Have you come up with a New Year’s resolution yet? Maybe it’s time to make a change that will improve not only your life, but the lives of many, many others–and the environment, too!
Think of it this way:
Raising animals for food generates more greenhouse gases than all the cars and trucks in the world combined. (Read more…)
Crops grown specifically for feeding livestock require a third of all arable land, and the land set aside for grazing takes up 26% of the earth’s terrestrial surface. 70% of previously forested areas in the Amazon Rainforest are used as grazing land. (Read more…)
The veal industry and the dairy industry are intimately connected–in fact, veal only exists because of the dairy industry. (Read more…)
For every egg-laying hen, there is a male chick who was ground up alive because he was useless to the industry. (Read more…)
Fish are far more similar to land animals than many people realize, and they suffer pain and fear, too–whether they are wild-caught or farmed. (Read more…)
Chickens are slaughtered at 45 days old, not even old enough to cluck. (Read more…)
“Humane” meat, eggs and dairy are not nearly as good as many people think, and have many of the same problems as “conventional” animal products. (Read more…)
Exactly how many wild caught fish do we consume (either directly, or as fishmeal) every year? …using the reported tonnage of caught species, and dividing by the average weight of each species, author Alison Mood has estimated the annual global capture of wild fish at one trillion (1,000,000,000,000) and possibly as high as 2.7 trillion (2,700,000,000,000). This does not even account for the number of fish caught illegally or as bycatch.

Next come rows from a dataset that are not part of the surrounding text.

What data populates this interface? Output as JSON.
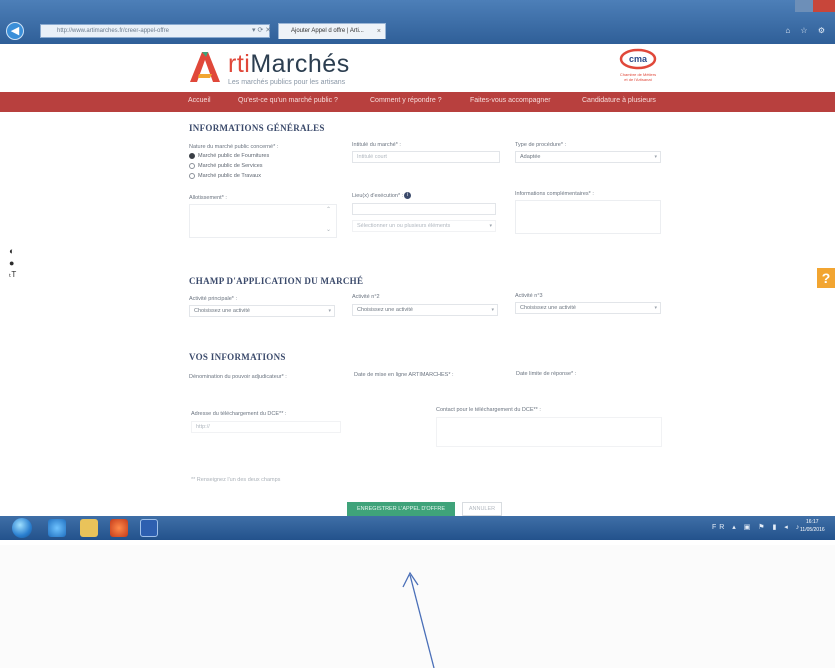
{
  "browser": {
    "address": "http://www.artimarches.fr/creer-appel-offre",
    "tab_title": "Ajouter Appel d offre | Arti..."
  },
  "site": {
    "logo_letter": "A",
    "logo_rest_1": "rti",
    "logo_rest_2": "Marchés",
    "tagline": "Les marchés publics pour les artisans",
    "partner_line1": "Chambre de Métiers",
    "partner_line2": "et de l'Artisanat"
  },
  "nav": {
    "items": [
      "Accueil",
      "Qu'est-ce qu'un marché public ?",
      "Comment y répondre ?",
      "Faites-vous accompagner",
      "Candidature à plusieurs"
    ]
  },
  "section1": {
    "title": "INFORMATIONS GÉNÉRALES",
    "nature_label": "Nature du marché public concerné* :",
    "radios": [
      {
        "label": "Marché public de Fournitures",
        "checked": true
      },
      {
        "label": "Marché public de Services",
        "checked": false
      },
      {
        "label": "Marché public de Travaux",
        "checked": false
      }
    ],
    "intitule_label": "Intitulé du marché* :",
    "intitule_placeholder": "Intitulé court",
    "procedure_label": "Type de procédure* :",
    "procedure_value": "Adaptée",
    "allotissement_label": "Allotissement* :",
    "lieux_label": "Lieu(x) d'exécution* :",
    "lieux_placeholder": "Sélectionner un ou plusieurs éléments",
    "infos_label": "Informations complémentaires* :"
  },
  "section2": {
    "title": "CHAMP D'APPLICATION DU MARCHÉ",
    "fields": [
      {
        "label": "Activité principale* :",
        "value": "Choisissez une activité"
      },
      {
        "label": "Activité n°2",
        "value": "Choisissez une activité"
      },
      {
        "label": "Activité n°3",
        "value": "Choisissez une activité"
      }
    ]
  },
  "section3": {
    "title": "VOS INFORMATIONS",
    "denomination_label": "Dénomination du pouvoir adjudicateur* :",
    "date_mise_label": "Date de mise en ligne ARTIMARCHES* :",
    "date_limite_label": "Date limite de réponse* :",
    "adresse_label": "Adresse du téléchargement du DCE** :",
    "adresse_placeholder": "http://",
    "contact_label": "Contact pour le téléchargement du DCE** :",
    "note": "** Renseignez l'un des deux champs"
  },
  "buttons": {
    "submit": "ENREGISTRER L'APPEL D'OFFRE",
    "cancel": "ANNULER"
  },
  "help": "?",
  "clock": {
    "time": "16:17",
    "date": "11/05/2016"
  },
  "colors": {
    "nav": "#b8403e",
    "submit": "#3fa37a",
    "help": "#f2a531",
    "taskbar": "#2f5f98"
  }
}
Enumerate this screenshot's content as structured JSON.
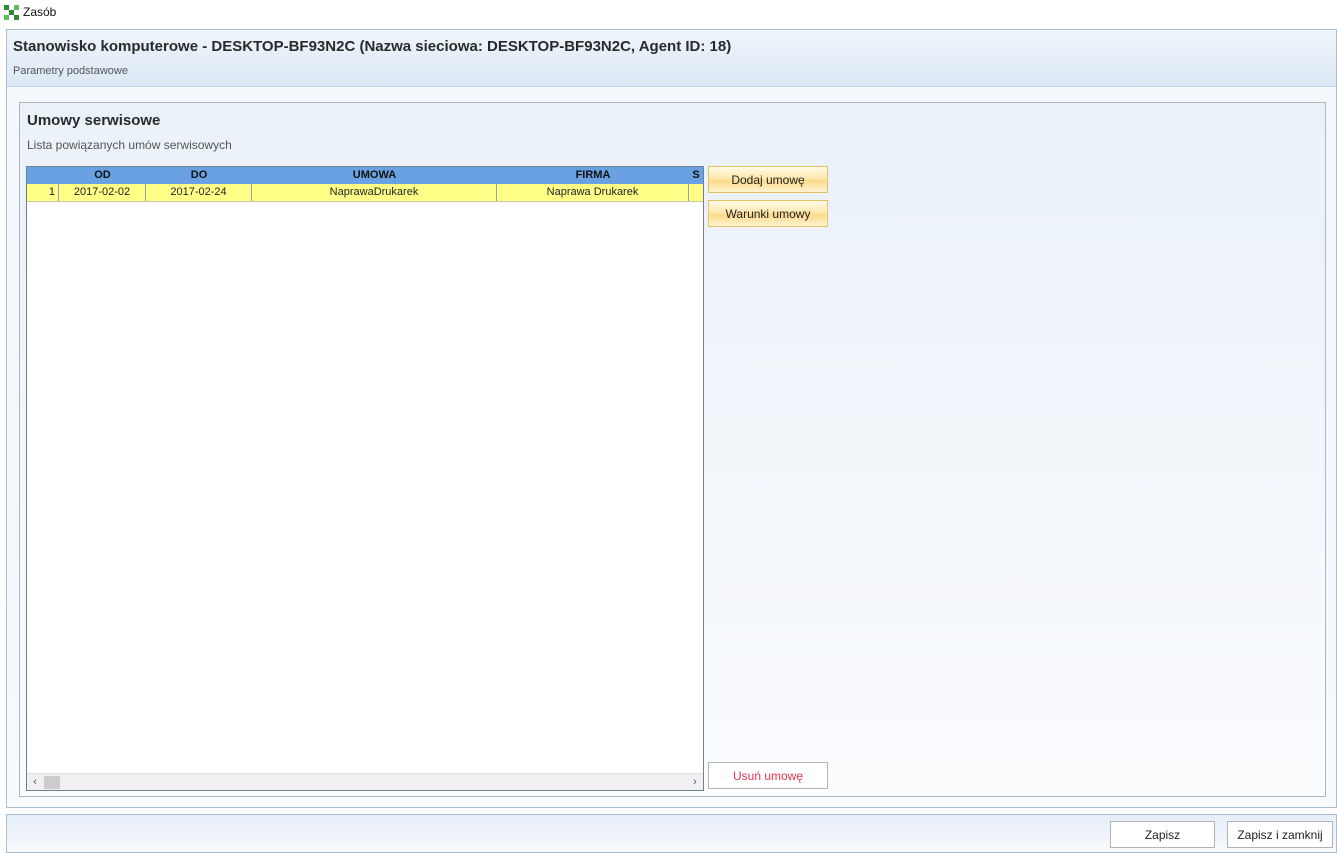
{
  "window": {
    "title": "Zasób",
    "icon": "app-checker-icon",
    "icon_colors": [
      "#2f8a2f",
      "#5fbf5f",
      "#ffffff"
    ]
  },
  "header": {
    "title": "Stanowisko komputerowe - DESKTOP-BF93N2C (Nazwa sieciowa: DESKTOP-BF93N2C, Agent ID: 18)",
    "subtitle": "Parametry podstawowe"
  },
  "section": {
    "title": "Umowy serwisowe",
    "subtitle": "Lista powiązanych umów serwisowych"
  },
  "grid": {
    "columns": [
      "",
      "OD",
      "DO",
      "UMOWA",
      "FIRMA",
      "S"
    ],
    "rows": [
      {
        "num": "1",
        "od": "2017-02-02",
        "do": "2017-02-24",
        "umowa": "NaprawaDrukarek",
        "firma": "Naprawa Drukarek",
        "s": ""
      }
    ],
    "header_color": "#69a1e2",
    "selected_row_color": "#ffff88",
    "scroll_left": "‹",
    "scroll_right": "›"
  },
  "actions": {
    "add_contract": "Dodaj umowę",
    "contract_terms": "Warunki umowy",
    "remove_contract": "Usuń umowę"
  },
  "footer": {
    "save": "Zapisz",
    "save_close": "Zapisz i zamknij"
  }
}
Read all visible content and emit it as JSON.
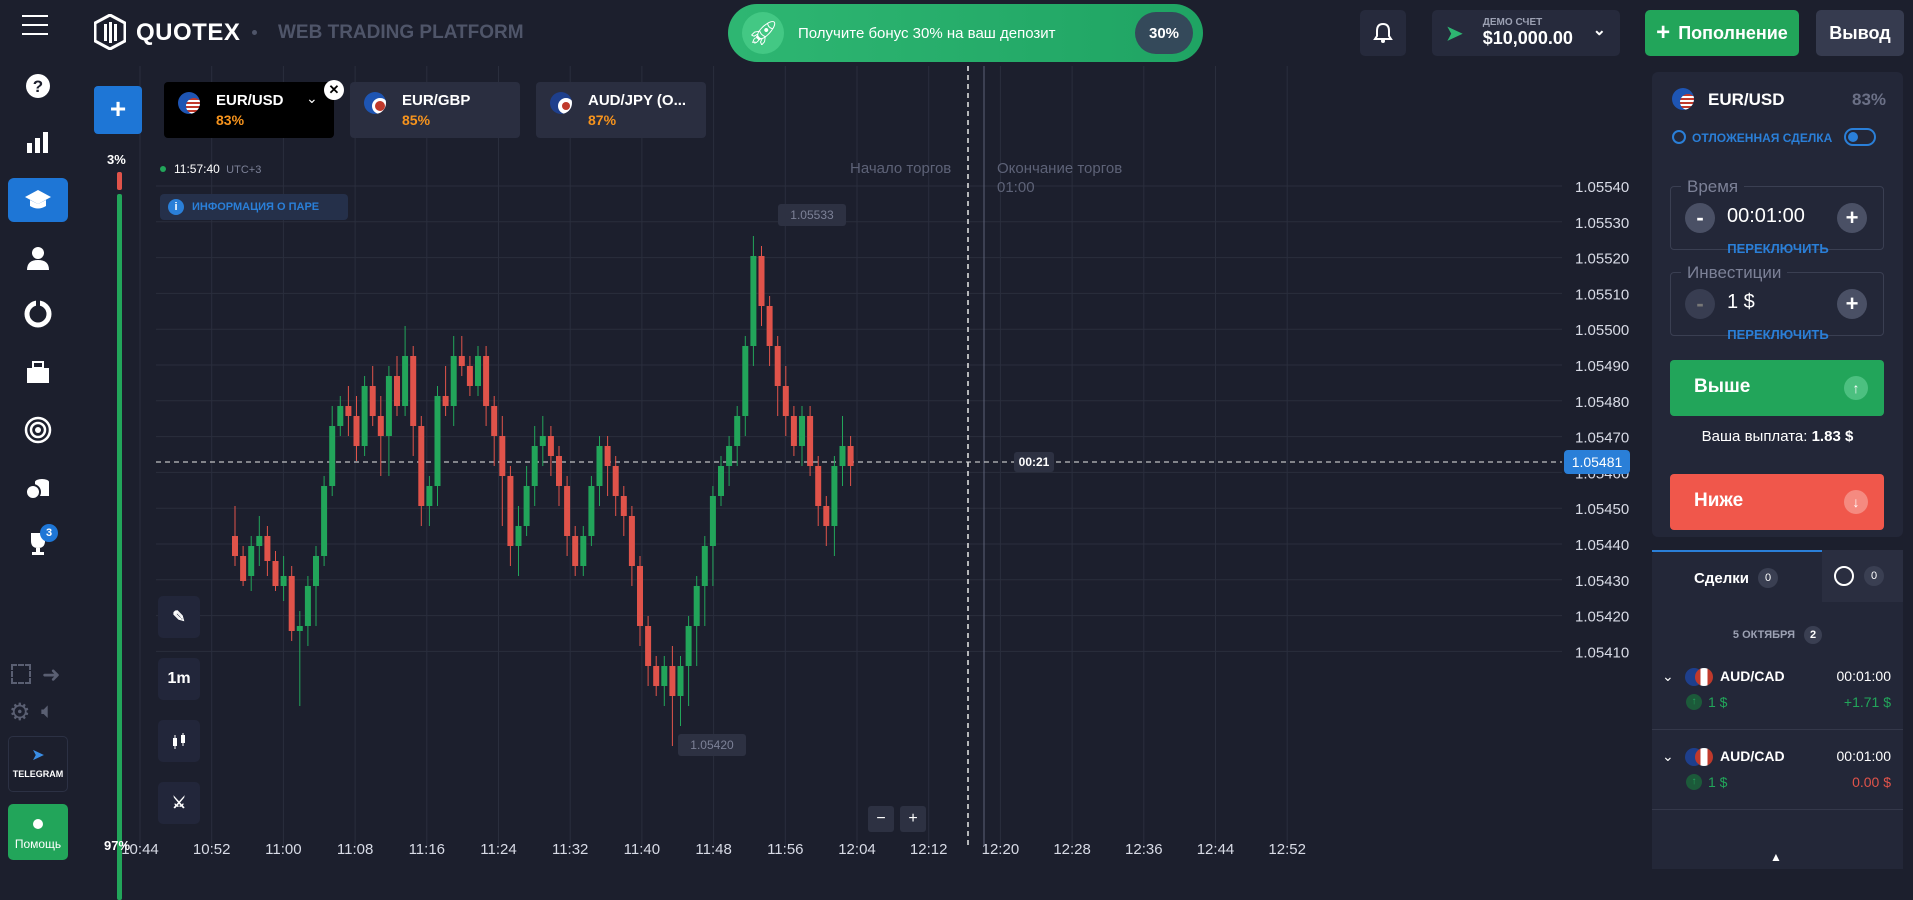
{
  "app": {
    "logo": "QUOTEX",
    "subtitle": "WEB TRADING PLATFORM"
  },
  "bonus": {
    "text": "Получите бонус 30% на ваш депозит",
    "percent": "30%"
  },
  "account": {
    "type": "ДЕМО СЧЕТ",
    "balance": "$10,000.00"
  },
  "buttons": {
    "deposit": "Пополнение",
    "withdraw": "Вывод"
  },
  "sidebar": {
    "telegram": "TELEGRAM",
    "help": "Помощь",
    "trophy_badge": "3"
  },
  "pair_tabs": [
    {
      "name": "EUR/USD",
      "payout": "83%"
    },
    {
      "name": "EUR/GBP",
      "payout": "85%"
    },
    {
      "name": "AUD/JPY (O...",
      "payout": "87%"
    }
  ],
  "chart": {
    "clock": "11:57:40",
    "timezone": "UTC+3",
    "pair_info": "ИНФОРМАЦИЯ О ПАРЕ",
    "sentiment_top": "3%",
    "sentiment_bottom": "97%",
    "start_trading": "Начало торгов",
    "end_trading": "Окончание торгов",
    "end_time": "01:00",
    "timer": "00:21",
    "high_label": "1.05533",
    "low_label": "1.05420",
    "current_price": "1.05481",
    "interval": "1m",
    "zoom_out": "−",
    "zoom_in": "+"
  },
  "chart_data": {
    "type": "candlestick",
    "y_ticks": [
      "1.05540",
      "1.05530",
      "1.05520",
      "1.05510",
      "1.05500",
      "1.05490",
      "1.05480",
      "1.05470",
      "1.05460",
      "1.05450",
      "1.05440",
      "1.05430",
      "1.05420",
      "1.05410"
    ],
    "x_ticks": [
      "10:44",
      "10:52",
      "11:00",
      "11:08",
      "11:16",
      "11:24",
      "11:32",
      "11:40",
      "11:48",
      "11:56",
      "12:04",
      "12:12",
      "12:20",
      "12:28",
      "12:36",
      "12:44",
      "12:52"
    ],
    "colors": {
      "up": "#22a55a",
      "down": "#e0534a"
    }
  },
  "trade_panel": {
    "pair": "EUR/USD",
    "payout": "83%",
    "pending_label": "ОТЛОЖЕННАЯ СДЕЛКА",
    "time_label": "Время",
    "time_value": "00:01:00",
    "switch": "ПЕРЕКЛЮЧИТЬ",
    "investment_label": "Инвестиции",
    "investment_value": "1 $",
    "up": "Выше",
    "down": "Ниже",
    "payout_text": "Ваша выплата:",
    "payout_value": "1.83 $",
    "minus": "-",
    "plus": "+"
  },
  "deals": {
    "tab_label": "Сделки",
    "tab_count": "0",
    "history_count": "0",
    "date": "5 ОКТЯБРЯ",
    "date_count": "2",
    "rows": [
      {
        "pair": "AUD/CAD",
        "duration": "00:01:00",
        "amount": "1 $",
        "result": "+1.71 $",
        "result_color": "#22a55a"
      },
      {
        "pair": "AUD/CAD",
        "duration": "00:01:00",
        "amount": "1 $",
        "result": "0.00 $",
        "result_color": "#e0534a"
      }
    ]
  }
}
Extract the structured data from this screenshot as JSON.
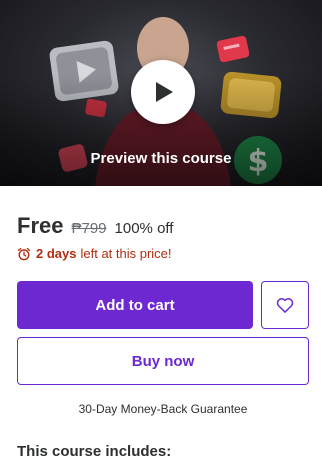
{
  "preview": {
    "label": "Preview this course",
    "play_icon": "play-icon"
  },
  "pricing": {
    "current": "Free",
    "original": "₱799",
    "discount": "100% off"
  },
  "timer": {
    "icon": "alarm-clock-icon",
    "days": "2 days",
    "suffix": "left at this price!"
  },
  "actions": {
    "add_to_cart": "Add to cart",
    "wishlist_icon": "heart-icon",
    "buy_now": "Buy now"
  },
  "guarantee": "30-Day Money-Back Guarantee",
  "includes_heading": "This course includes:",
  "colors": {
    "accent": "#6d28d2",
    "urgency": "#b32d0f",
    "text": "#2d2f31",
    "muted": "#6a6f73"
  }
}
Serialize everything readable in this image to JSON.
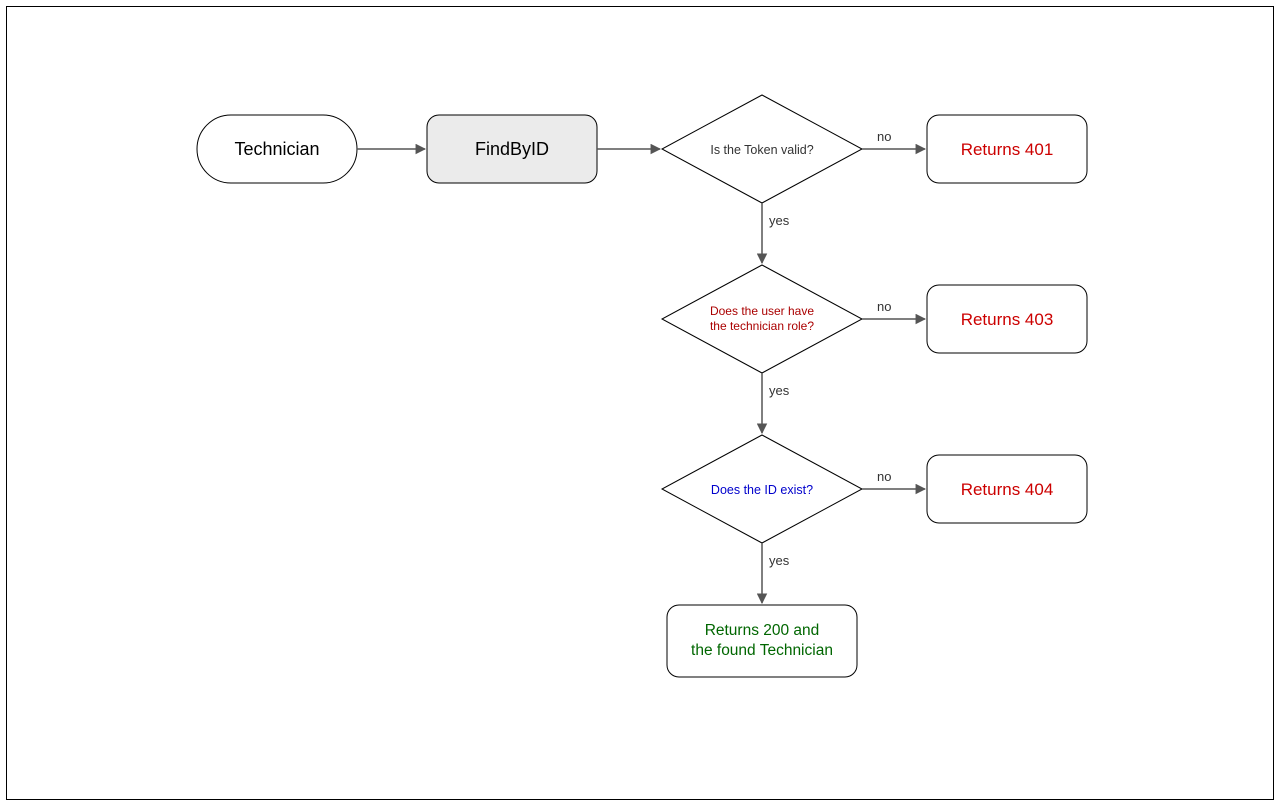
{
  "nodes": {
    "start": "Technician",
    "process": "FindByID",
    "decision1": "Is the Token valid?",
    "decision2_line1": "Does the user have",
    "decision2_line2": "the technician role?",
    "decision3": "Does the ID exist?",
    "result401": "Returns 401",
    "result403": "Returns 403",
    "result404": "Returns 404",
    "result200_line1": "Returns 200 and",
    "result200_line2": "the found Technician"
  },
  "edges": {
    "yes": "yes",
    "no": "no"
  },
  "colors": {
    "red": "#cc0000",
    "darkred": "#aa0000",
    "blue": "#0000cc",
    "green": "#006600",
    "gray": "#555555",
    "fillGray": "#ebebeb"
  }
}
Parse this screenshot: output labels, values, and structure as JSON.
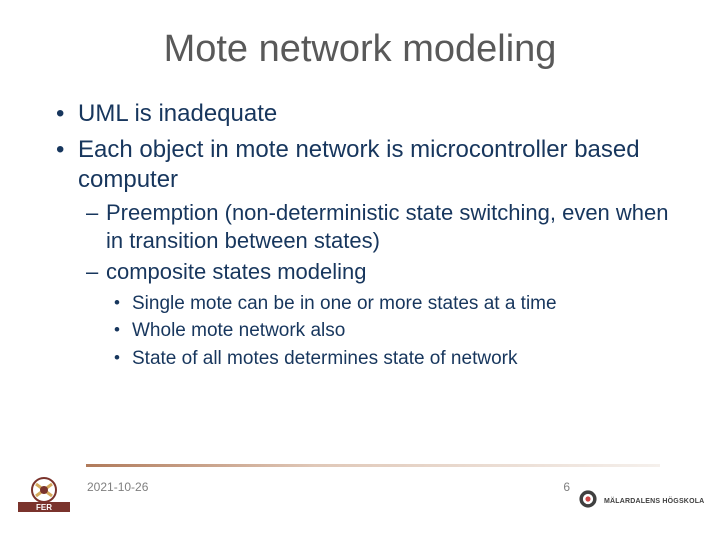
{
  "title": "Mote network modeling",
  "bullets": {
    "b1": "UML is inadequate",
    "b2": "Each object in mote network is microcontroller based computer",
    "sub1": "Preemption (non-deterministic state switching, even when in transition between states)",
    "sub2": "composite states modeling",
    "ssub1": "Single mote can be in one or more states at a time",
    "ssub2": "Whole mote network also",
    "ssub3": "State of all motes determines state of network"
  },
  "footer": {
    "date": "2021-10-26",
    "page": "6",
    "right_logo_text": "MÄLARDALENS HÖGSKOLA"
  }
}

Learn about the environmental impact of fishing, the issues surrounding sustainable seafood, animal suffering, and much more at LiberationBC.org.